Biomaterials
Erasmus MC: University Medical Center Rotterdam

Doorn, J, Fernandes, H, Le, B.Q, van de Peppel, J, van Leeuwen, J.P.T.M, de Vries, M.R, … de Boer, J. (2013). A small molecule approach to engineering vascularized tissue.
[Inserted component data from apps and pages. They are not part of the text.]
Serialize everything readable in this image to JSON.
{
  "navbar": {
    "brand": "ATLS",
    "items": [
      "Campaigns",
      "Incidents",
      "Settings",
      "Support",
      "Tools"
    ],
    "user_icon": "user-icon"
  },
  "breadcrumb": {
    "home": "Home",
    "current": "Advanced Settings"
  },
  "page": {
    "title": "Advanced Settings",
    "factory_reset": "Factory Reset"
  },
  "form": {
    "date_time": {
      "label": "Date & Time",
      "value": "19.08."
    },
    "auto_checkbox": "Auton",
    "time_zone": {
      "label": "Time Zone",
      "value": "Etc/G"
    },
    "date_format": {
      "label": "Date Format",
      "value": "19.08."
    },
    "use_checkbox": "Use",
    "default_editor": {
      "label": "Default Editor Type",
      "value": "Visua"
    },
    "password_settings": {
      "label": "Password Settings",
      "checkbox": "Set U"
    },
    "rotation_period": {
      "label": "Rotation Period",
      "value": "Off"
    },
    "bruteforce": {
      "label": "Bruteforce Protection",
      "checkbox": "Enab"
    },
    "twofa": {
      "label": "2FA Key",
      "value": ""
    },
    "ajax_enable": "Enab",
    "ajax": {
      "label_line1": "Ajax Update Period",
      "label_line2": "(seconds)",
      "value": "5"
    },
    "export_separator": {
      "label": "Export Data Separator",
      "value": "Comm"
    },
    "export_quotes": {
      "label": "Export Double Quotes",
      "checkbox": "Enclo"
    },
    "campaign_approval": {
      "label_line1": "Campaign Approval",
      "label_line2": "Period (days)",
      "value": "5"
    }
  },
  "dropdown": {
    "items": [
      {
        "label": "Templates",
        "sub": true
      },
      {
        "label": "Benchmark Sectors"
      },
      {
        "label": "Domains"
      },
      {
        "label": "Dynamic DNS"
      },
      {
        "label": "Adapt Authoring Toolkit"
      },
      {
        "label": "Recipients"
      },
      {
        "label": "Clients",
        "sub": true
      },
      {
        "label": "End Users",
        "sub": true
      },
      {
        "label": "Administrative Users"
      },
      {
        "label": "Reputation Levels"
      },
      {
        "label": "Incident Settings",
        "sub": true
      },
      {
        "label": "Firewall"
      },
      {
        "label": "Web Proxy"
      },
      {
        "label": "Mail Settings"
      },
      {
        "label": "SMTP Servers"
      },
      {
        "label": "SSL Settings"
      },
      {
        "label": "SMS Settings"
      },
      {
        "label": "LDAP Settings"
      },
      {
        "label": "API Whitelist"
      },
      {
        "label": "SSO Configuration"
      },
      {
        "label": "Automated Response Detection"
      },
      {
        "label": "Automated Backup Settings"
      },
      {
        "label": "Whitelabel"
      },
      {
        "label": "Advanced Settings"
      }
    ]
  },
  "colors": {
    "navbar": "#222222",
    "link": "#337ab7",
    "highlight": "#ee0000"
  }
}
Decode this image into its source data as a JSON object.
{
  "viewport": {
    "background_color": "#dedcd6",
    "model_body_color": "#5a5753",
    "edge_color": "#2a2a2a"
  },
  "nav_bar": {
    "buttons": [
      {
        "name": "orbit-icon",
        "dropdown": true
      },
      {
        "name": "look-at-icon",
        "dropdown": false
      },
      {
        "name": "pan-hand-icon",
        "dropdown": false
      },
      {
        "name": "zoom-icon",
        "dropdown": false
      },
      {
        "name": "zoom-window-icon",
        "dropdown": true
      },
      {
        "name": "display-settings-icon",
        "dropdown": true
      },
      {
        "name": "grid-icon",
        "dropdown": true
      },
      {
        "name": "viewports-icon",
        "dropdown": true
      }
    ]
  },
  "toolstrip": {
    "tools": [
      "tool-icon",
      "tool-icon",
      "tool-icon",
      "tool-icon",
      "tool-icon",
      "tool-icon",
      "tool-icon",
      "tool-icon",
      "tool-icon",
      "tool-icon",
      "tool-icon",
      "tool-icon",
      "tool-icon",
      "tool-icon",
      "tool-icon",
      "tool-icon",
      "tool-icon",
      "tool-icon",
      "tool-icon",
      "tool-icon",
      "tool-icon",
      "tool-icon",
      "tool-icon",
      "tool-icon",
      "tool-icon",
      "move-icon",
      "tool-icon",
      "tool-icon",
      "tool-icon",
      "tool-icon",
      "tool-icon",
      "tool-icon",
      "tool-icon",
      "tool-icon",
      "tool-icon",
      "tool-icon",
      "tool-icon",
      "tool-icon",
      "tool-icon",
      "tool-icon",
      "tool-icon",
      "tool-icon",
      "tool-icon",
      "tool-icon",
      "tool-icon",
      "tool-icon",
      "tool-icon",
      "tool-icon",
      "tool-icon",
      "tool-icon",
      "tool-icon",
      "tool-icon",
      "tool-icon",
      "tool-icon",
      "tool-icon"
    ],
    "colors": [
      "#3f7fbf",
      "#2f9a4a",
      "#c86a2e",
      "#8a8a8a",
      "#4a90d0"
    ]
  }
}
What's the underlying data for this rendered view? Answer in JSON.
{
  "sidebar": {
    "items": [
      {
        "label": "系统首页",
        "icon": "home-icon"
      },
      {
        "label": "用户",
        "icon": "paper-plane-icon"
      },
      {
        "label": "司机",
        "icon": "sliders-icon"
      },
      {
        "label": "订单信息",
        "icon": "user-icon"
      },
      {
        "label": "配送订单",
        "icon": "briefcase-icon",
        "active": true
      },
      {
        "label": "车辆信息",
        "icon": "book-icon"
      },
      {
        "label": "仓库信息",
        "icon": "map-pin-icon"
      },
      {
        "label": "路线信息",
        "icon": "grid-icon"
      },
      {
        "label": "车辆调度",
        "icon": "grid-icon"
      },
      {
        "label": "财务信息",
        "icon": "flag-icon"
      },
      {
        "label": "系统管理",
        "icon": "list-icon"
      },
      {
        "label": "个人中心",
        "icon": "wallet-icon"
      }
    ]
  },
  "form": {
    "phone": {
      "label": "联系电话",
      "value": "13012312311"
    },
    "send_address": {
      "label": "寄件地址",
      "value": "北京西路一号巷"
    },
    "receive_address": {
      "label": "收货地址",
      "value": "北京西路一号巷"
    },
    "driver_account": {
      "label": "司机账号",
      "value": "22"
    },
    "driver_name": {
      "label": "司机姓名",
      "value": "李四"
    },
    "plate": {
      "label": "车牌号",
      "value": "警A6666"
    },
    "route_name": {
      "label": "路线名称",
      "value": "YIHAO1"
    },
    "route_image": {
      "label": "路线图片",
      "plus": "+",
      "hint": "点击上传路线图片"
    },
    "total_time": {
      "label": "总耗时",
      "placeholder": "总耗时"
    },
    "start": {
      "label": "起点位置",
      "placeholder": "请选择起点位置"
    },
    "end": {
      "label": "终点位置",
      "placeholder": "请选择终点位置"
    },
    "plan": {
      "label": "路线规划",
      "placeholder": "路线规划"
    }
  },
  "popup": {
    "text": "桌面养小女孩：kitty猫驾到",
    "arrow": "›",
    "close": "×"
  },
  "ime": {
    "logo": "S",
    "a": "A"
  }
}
Biomaterials, 34(12), 3053–3063. doi:10.1016/j.biomaterials.2012.12.037